What you have to do —
Would it be possible to write out each entry below exactly, without the pictures?

Records from a data collection
>>>>>

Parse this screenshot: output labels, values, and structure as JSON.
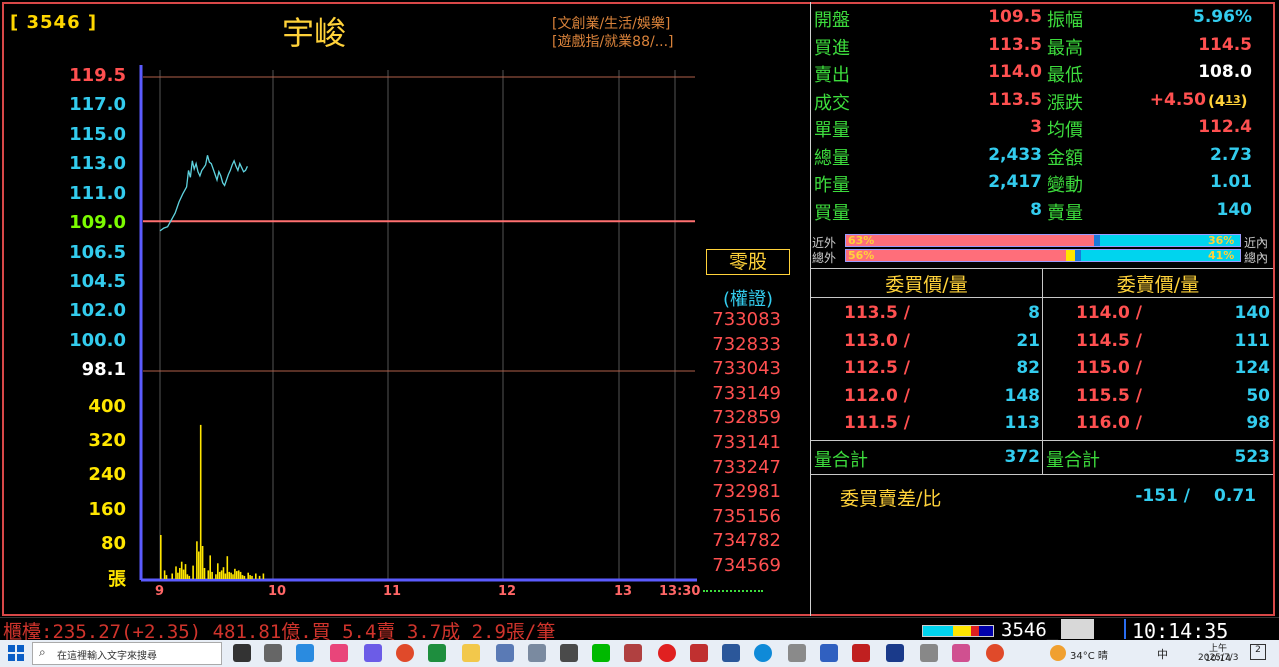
{
  "header": {
    "code": "[ 3546 ]",
    "name": "宇峻",
    "category_line1": "[文創業/生活/娛樂]",
    "category_line2": "[遊戲指/就業88/...]"
  },
  "chart_data": {
    "type": "line",
    "price_ticks": [
      "119.5",
      "117.0",
      "115.0",
      "113.0",
      "111.0",
      "109.0",
      "106.5",
      "104.5",
      "102.0",
      "100.0",
      "98.1"
    ],
    "price_tick_colors": [
      "#ff5050",
      "#33ccee",
      "#33ccee",
      "#33ccee",
      "#33ccee",
      "#7CFC00",
      "#33ccee",
      "#33ccee",
      "#33ccee",
      "#33ccee",
      "#ffffff"
    ],
    "volume_ticks": [
      "400",
      "320",
      "240",
      "160",
      "80"
    ],
    "volume_unit": "張",
    "x_ticks": [
      "9",
      "10",
      "11",
      "12",
      "13",
      "13:30"
    ],
    "ylim": [
      98.1,
      119.5
    ],
    "reference_price": 109.0,
    "volume_ylim": [
      0,
      440
    ],
    "price_series": [
      [
        0,
        108.3
      ],
      [
        2,
        108.5
      ],
      [
        4,
        108.6
      ],
      [
        6,
        109.1
      ],
      [
        8,
        109.6
      ],
      [
        9,
        110.0
      ],
      [
        10,
        110.4
      ],
      [
        12,
        111.0
      ],
      [
        14,
        111.5
      ],
      [
        15,
        112.7
      ],
      [
        16,
        112.2
      ],
      [
        17,
        113.4
      ],
      [
        18,
        112.8
      ],
      [
        19,
        113.2
      ],
      [
        20,
        112.6
      ],
      [
        21,
        112.3
      ],
      [
        22,
        112.7
      ],
      [
        23,
        112.9
      ],
      [
        24,
        113.1
      ],
      [
        25,
        113.8
      ],
      [
        26,
        113.3
      ],
      [
        27,
        113.2
      ],
      [
        28,
        112.8
      ],
      [
        29,
        112.4
      ],
      [
        30,
        112.0
      ],
      [
        31,
        112.6
      ],
      [
        32,
        112.3
      ],
      [
        33,
        111.8
      ],
      [
        34,
        111.6
      ],
      [
        35,
        112.0
      ],
      [
        36,
        112.4
      ],
      [
        37,
        112.7
      ],
      [
        38,
        113.1
      ],
      [
        39,
        113.4
      ],
      [
        40,
        113.0
      ],
      [
        41,
        112.7
      ],
      [
        42,
        113.2
      ],
      [
        43,
        112.9
      ],
      [
        44,
        112.6
      ],
      [
        45,
        112.7
      ],
      [
        46,
        113.0
      ]
    ],
    "volume_series": [
      [
        0,
        112
      ],
      [
        2,
        22
      ],
      [
        3,
        10
      ],
      [
        6,
        14
      ],
      [
        8,
        32
      ],
      [
        9,
        16
      ],
      [
        10,
        28
      ],
      [
        11,
        44
      ],
      [
        12,
        24
      ],
      [
        13,
        38
      ],
      [
        14,
        12
      ],
      [
        15,
        8
      ],
      [
        17,
        34
      ],
      [
        19,
        96
      ],
      [
        20,
        70
      ],
      [
        21,
        392
      ],
      [
        22,
        84
      ],
      [
        23,
        28
      ],
      [
        25,
        22
      ],
      [
        26,
        60
      ],
      [
        27,
        18
      ],
      [
        29,
        12
      ],
      [
        30,
        40
      ],
      [
        31,
        18
      ],
      [
        32,
        22
      ],
      [
        33,
        30
      ],
      [
        34,
        14
      ],
      [
        35,
        58
      ],
      [
        36,
        18
      ],
      [
        37,
        16
      ],
      [
        38,
        12
      ],
      [
        39,
        26
      ],
      [
        40,
        20
      ],
      [
        41,
        22
      ],
      [
        42,
        18
      ],
      [
        43,
        10
      ],
      [
        44,
        8
      ],
      [
        46,
        16
      ],
      [
        47,
        10
      ],
      [
        48,
        8
      ],
      [
        50,
        14
      ],
      [
        52,
        8
      ],
      [
        54,
        14
      ]
    ]
  },
  "odd_lot": {
    "label": "零股",
    "warrants_label": "(權證)",
    "warrants": [
      "733083",
      "732833",
      "733043",
      "733149",
      "732859",
      "733141",
      "733247",
      "732981",
      "735156",
      "734782",
      "734569"
    ]
  },
  "quote": {
    "left": [
      {
        "label": "開盤",
        "value": "109.5",
        "color": "#ff5050"
      },
      {
        "label": "買進",
        "value": "113.5",
        "color": "#ff5050"
      },
      {
        "label": "賣出",
        "value": "114.0",
        "color": "#ff5050"
      },
      {
        "label": "成交",
        "value": "113.5",
        "color": "#ff5050"
      },
      {
        "label": "單量",
        "value": "3",
        "color": "#ff5050"
      },
      {
        "label": "總量",
        "value": "2,433",
        "color": "#33ccee"
      },
      {
        "label": "昨量",
        "value": "2,417",
        "color": "#33ccee"
      },
      {
        "label": "買量",
        "value": "8",
        "color": "#33ccee"
      }
    ],
    "right": [
      {
        "label": "振幅",
        "value": "5.96%",
        "color": "#33ccee"
      },
      {
        "label": "最高",
        "value": "114.5",
        "color": "#ff5050"
      },
      {
        "label": "最低",
        "value": "108.0",
        "color": "#ffffff"
      },
      {
        "label": "漲跌",
        "value": "+4.50",
        "color": "#ff5050"
      },
      {
        "label": "均價",
        "value": "112.4",
        "color": "#ff5050"
      },
      {
        "label": "金額",
        "value": "2.73",
        "color": "#33ccee"
      },
      {
        "label": "變動",
        "value": "1.01",
        "color": "#33ccee"
      },
      {
        "label": "賣量",
        "value": "140",
        "color": "#33ccee"
      }
    ],
    "change_pct": "(4",
    "change_pct_small": "13",
    "change_pct_close": ")"
  },
  "ratio": {
    "near_out_label": "近外",
    "near_out": "63%",
    "near_in": "36%",
    "near_in_label": "近內",
    "total_out_label": "總外",
    "total_out": "56%",
    "total_in": "41%",
    "total_in_label": "總內"
  },
  "order_book": {
    "bid_header": "委買價/量",
    "ask_header": "委賣價/量",
    "bids": [
      [
        "113.5 /",
        "8"
      ],
      [
        "113.0 /",
        "21"
      ],
      [
        "112.5 /",
        "82"
      ],
      [
        "112.0 /",
        "148"
      ],
      [
        "111.5 /",
        "113"
      ]
    ],
    "asks": [
      [
        "114.0 /",
        "140"
      ],
      [
        "114.5 /",
        "111"
      ],
      [
        "115.0 /",
        "124"
      ],
      [
        "115.5 /",
        "50"
      ],
      [
        "116.0 /",
        "98"
      ]
    ],
    "bid_total_label": "量合計",
    "bid_total": "372",
    "ask_total_label": "量合計",
    "ask_total": "523",
    "diff_label": "委買賣差/比",
    "diff_value": "-151 /",
    "diff_ratio": "0.71"
  },
  "bottom_bar": {
    "ticker": "櫃檯:235.27(+2.35) 481.81億.買 5.4賣 3.7成 2.9張/筆",
    "stock_code": "3546_",
    "time": "10:14:35"
  },
  "taskbar": {
    "search_placeholder": "在這裡輸入文字來搜尋",
    "weather": "34°C 晴",
    "lang": "中",
    "time": "上午 10:14",
    "date": "2025/7/3",
    "notification_count": "2"
  }
}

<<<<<

Finished exercise —
Parse this screenshot: output labels, values, and structure as JSON.
{
  "header": {
    "code": "[ 3546 ]",
    "name": "宇峻",
    "category_line1": "[文創業/生活/娛樂]",
    "category_line2": "[遊戲指/就業88/...]"
  },
  "chart_data": {
    "type": "line",
    "price_ticks": [
      "119.5",
      "117.0",
      "115.0",
      "113.0",
      "111.0",
      "109.0",
      "106.5",
      "104.5",
      "102.0",
      "100.0",
      "98.1"
    ],
    "price_tick_colors": [
      "#ff5050",
      "#33ccee",
      "#33ccee",
      "#33ccee",
      "#33ccee",
      "#7CFC00",
      "#33ccee",
      "#33ccee",
      "#33ccee",
      "#33ccee",
      "#ffffff"
    ],
    "volume_ticks": [
      "400",
      "320",
      "240",
      "160",
      "80"
    ],
    "volume_unit": "張",
    "x_ticks": [
      "9",
      "10",
      "11",
      "12",
      "13",
      "13:30"
    ],
    "ylim": [
      98.1,
      119.5
    ],
    "reference_price": 109.0,
    "volume_ylim": [
      0,
      440
    ],
    "price_series": [
      [
        0,
        108.3
      ],
      [
        2,
        108.5
      ],
      [
        4,
        108.6
      ],
      [
        6,
        109.1
      ],
      [
        8,
        109.6
      ],
      [
        9,
        110.0
      ],
      [
        10,
        110.4
      ],
      [
        12,
        111.0
      ],
      [
        14,
        111.5
      ],
      [
        15,
        112.7
      ],
      [
        16,
        112.2
      ],
      [
        17,
        113.4
      ],
      [
        18,
        112.8
      ],
      [
        19,
        113.2
      ],
      [
        20,
        112.6
      ],
      [
        21,
        112.3
      ],
      [
        22,
        112.7
      ],
      [
        23,
        112.9
      ],
      [
        24,
        113.1
      ],
      [
        25,
        113.8
      ],
      [
        26,
        113.3
      ],
      [
        27,
        113.2
      ],
      [
        28,
        112.8
      ],
      [
        29,
        112.4
      ],
      [
        30,
        112.0
      ],
      [
        31,
        112.6
      ],
      [
        32,
        112.3
      ],
      [
        33,
        111.8
      ],
      [
        34,
        111.6
      ],
      [
        35,
        112.0
      ],
      [
        36,
        112.4
      ],
      [
        37,
        112.7
      ],
      [
        38,
        113.1
      ],
      [
        39,
        113.4
      ],
      [
        40,
        113.0
      ],
      [
        41,
        112.7
      ],
      [
        42,
        113.2
      ],
      [
        43,
        112.9
      ],
      [
        44,
        112.6
      ],
      [
        45,
        112.7
      ],
      [
        46,
        113.0
      ]
    ],
    "volume_series": [
      [
        0,
        112
      ],
      [
        2,
        22
      ],
      [
        3,
        10
      ],
      [
        6,
        14
      ],
      [
        8,
        32
      ],
      [
        9,
        16
      ],
      [
        10,
        28
      ],
      [
        11,
        44
      ],
      [
        12,
        24
      ],
      [
        13,
        38
      ],
      [
        14,
        12
      ],
      [
        15,
        8
      ],
      [
        17,
        34
      ],
      [
        19,
        96
      ],
      [
        20,
        70
      ],
      [
        21,
        392
      ],
      [
        22,
        84
      ],
      [
        23,
        28
      ],
      [
        25,
        22
      ],
      [
        26,
        60
      ],
      [
        27,
        18
      ],
      [
        29,
        12
      ],
      [
        30,
        40
      ],
      [
        31,
        18
      ],
      [
        32,
        22
      ],
      [
        33,
        30
      ],
      [
        34,
        14
      ],
      [
        35,
        58
      ],
      [
        36,
        18
      ],
      [
        37,
        16
      ],
      [
        38,
        12
      ],
      [
        39,
        26
      ],
      [
        40,
        20
      ],
      [
        41,
        22
      ],
      [
        42,
        18
      ],
      [
        43,
        10
      ],
      [
        44,
        8
      ],
      [
        46,
        16
      ],
      [
        47,
        10
      ],
      [
        48,
        8
      ],
      [
        50,
        14
      ],
      [
        52,
        8
      ],
      [
        54,
        14
      ]
    ]
  },
  "odd_lot": {
    "label": "零股",
    "warrants_label": "(權證)",
    "warrants": [
      "733083",
      "732833",
      "733043",
      "733149",
      "732859",
      "733141",
      "733247",
      "732981",
      "735156",
      "734782",
      "734569"
    ]
  },
  "quote": {
    "left": [
      {
        "label": "開盤",
        "value": "109.5",
        "color": "#ff5050"
      },
      {
        "label": "買進",
        "value": "113.5",
        "color": "#ff5050"
      },
      {
        "label": "賣出",
        "value": "114.0",
        "color": "#ff5050"
      },
      {
        "label": "成交",
        "value": "113.5",
        "color": "#ff5050"
      },
      {
        "label": "單量",
        "value": "3",
        "color": "#ff5050"
      },
      {
        "label": "總量",
        "value": "2,433",
        "color": "#33ccee"
      },
      {
        "label": "昨量",
        "value": "2,417",
        "color": "#33ccee"
      },
      {
        "label": "買量",
        "value": "8",
        "color": "#33ccee"
      }
    ],
    "right": [
      {
        "label": "振幅",
        "value": "5.96%",
        "color": "#33ccee"
      },
      {
        "label": "最高",
        "value": "114.5",
        "color": "#ff5050"
      },
      {
        "label": "最低",
        "value": "108.0",
        "color": "#ffffff"
      },
      {
        "label": "漲跌",
        "value": "+4.50",
        "color": "#ff5050"
      },
      {
        "label": "均價",
        "value": "112.4",
        "color": "#ff5050"
      },
      {
        "label": "金額",
        "value": "2.73",
        "color": "#33ccee"
      },
      {
        "label": "變動",
        "value": "1.01",
        "color": "#33ccee"
      },
      {
        "label": "賣量",
        "value": "140",
        "color": "#33ccee"
      }
    ],
    "change_pct": "(4",
    "change_pct_small": "13",
    "change_pct_close": ")"
  },
  "ratio": {
    "near_out_label": "近外",
    "near_out": "63%",
    "near_in": "36%",
    "near_in_label": "近內",
    "total_out_label": "總外",
    "total_out": "56%",
    "total_in": "41%",
    "total_in_label": "總內"
  },
  "order_book": {
    "bid_header": "委買價/量",
    "ask_header": "委賣價/量",
    "bids": [
      [
        "113.5 /",
        "8"
      ],
      [
        "113.0 /",
        "21"
      ],
      [
        "112.5 /",
        "82"
      ],
      [
        "112.0 /",
        "148"
      ],
      [
        "111.5 /",
        "113"
      ]
    ],
    "asks": [
      [
        "114.0 /",
        "140"
      ],
      [
        "114.5 /",
        "111"
      ],
      [
        "115.0 /",
        "124"
      ],
      [
        "115.5 /",
        "50"
      ],
      [
        "116.0 /",
        "98"
      ]
    ],
    "bid_total_label": "量合計",
    "bid_total": "372",
    "ask_total_label": "量合計",
    "ask_total": "523",
    "diff_label": "委買賣差/比",
    "diff_value": "-151 /",
    "diff_ratio": "0.71"
  },
  "bottom_bar": {
    "ticker": "櫃檯:235.27(+2.35) 481.81億.買 5.4賣 3.7成 2.9張/筆",
    "stock_code": "3546_",
    "time": "10:14:35"
  },
  "taskbar": {
    "search_placeholder": "在這裡輸入文字來搜尋",
    "weather": "34°C 晴",
    "lang": "中",
    "time": "上午 10:14",
    "date": "2025/7/3",
    "notification_count": "2"
  }
}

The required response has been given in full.